__Work to be completed__
Collect every line in the records below that contains the word "cluster".

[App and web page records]
+++
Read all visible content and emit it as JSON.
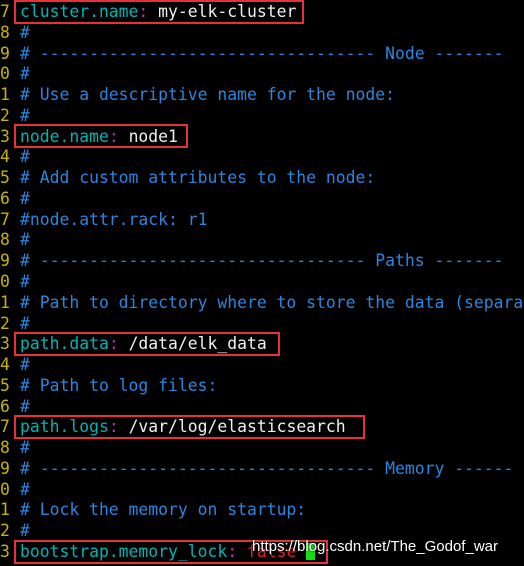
{
  "line_numbers": [
    "7",
    "8",
    "9",
    "0",
    "1",
    "2",
    "3",
    "4",
    "5",
    "6",
    "7",
    "8",
    "9",
    "0",
    "1",
    "2",
    "3",
    "4",
    "5",
    "6",
    "7",
    "8",
    "9",
    "0",
    "1",
    "2",
    "3"
  ],
  "lines": [
    {
      "type": "kv",
      "key": "cluster.name",
      "value": "my-elk-cluster",
      "boxed": true
    },
    {
      "type": "comment",
      "text": "#"
    },
    {
      "type": "comment",
      "text": "# ---------------------------------- Node -------"
    },
    {
      "type": "comment",
      "text": "#"
    },
    {
      "type": "comment",
      "text": "# Use a descriptive name for the node:"
    },
    {
      "type": "comment",
      "text": "#"
    },
    {
      "type": "kv",
      "key": "node.name",
      "value": "node1",
      "boxed": true
    },
    {
      "type": "comment",
      "text": "#"
    },
    {
      "type": "comment",
      "text": "# Add custom attributes to the node:"
    },
    {
      "type": "comment",
      "text": "#"
    },
    {
      "type": "comment",
      "text": "#node.attr.rack: r1"
    },
    {
      "type": "comment",
      "text": "#"
    },
    {
      "type": "comment",
      "text": "# --------------------------------- Paths -------"
    },
    {
      "type": "comment",
      "text": "#"
    },
    {
      "type": "comment",
      "text": "# Path to directory where to store the data (separa"
    },
    {
      "type": "comment",
      "text": "#"
    },
    {
      "type": "kv",
      "key": "path.data",
      "value": "/data/elk_data",
      "boxed": true
    },
    {
      "type": "comment",
      "text": "#"
    },
    {
      "type": "comment",
      "text": "# Path to log files:"
    },
    {
      "type": "comment",
      "text": "#"
    },
    {
      "type": "kv",
      "key": "path.logs",
      "value": "/var/log/elasticsearch",
      "boxed": true
    },
    {
      "type": "comment",
      "text": "#"
    },
    {
      "type": "comment",
      "text": "# ---------------------------------- Memory ------"
    },
    {
      "type": "comment",
      "text": "#"
    },
    {
      "type": "comment",
      "text": "# Lock the memory on startup:"
    },
    {
      "type": "comment",
      "text": "#"
    },
    {
      "type": "kv",
      "key": "bootstrap.memory_lock",
      "value": "false",
      "boxed": true,
      "value_color": "#e02020",
      "cursor": true
    }
  ],
  "watermark": "https://blog.csdn.net/The_Godof_war",
  "colors": {
    "line_number": "#c8b400",
    "key": "#00b4b4",
    "comment": "#2a86e0",
    "colon": "#c030c0",
    "value": "#f0f0f0",
    "highlight_box": "#e8303a",
    "cursor": "#10e010"
  }
}
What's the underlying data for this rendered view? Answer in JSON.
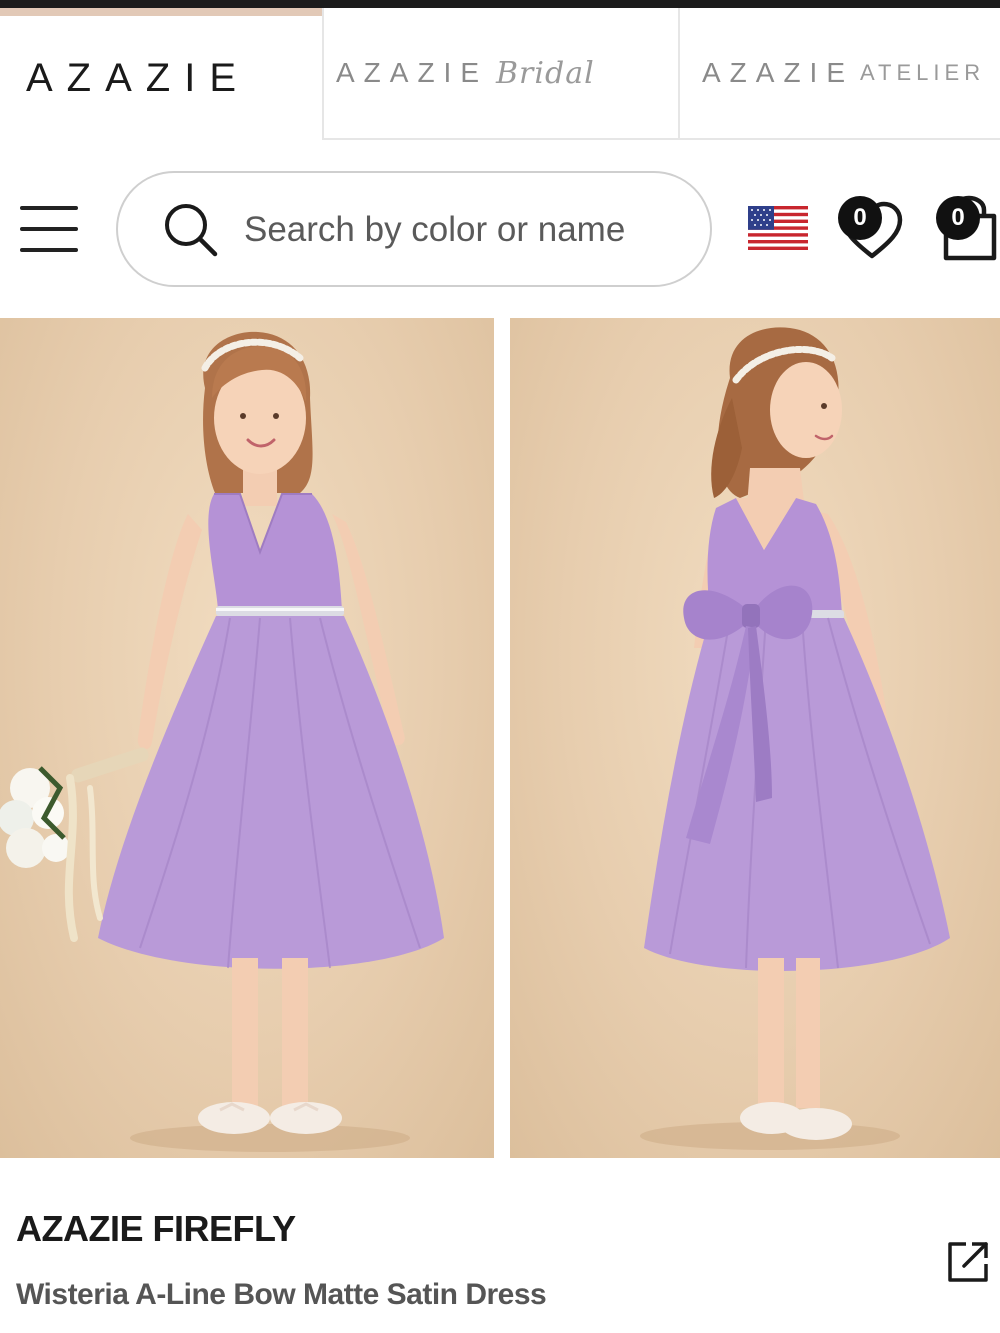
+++
__Written response__
      "key": "cluster.name",
      "value": "my-elk-cluster",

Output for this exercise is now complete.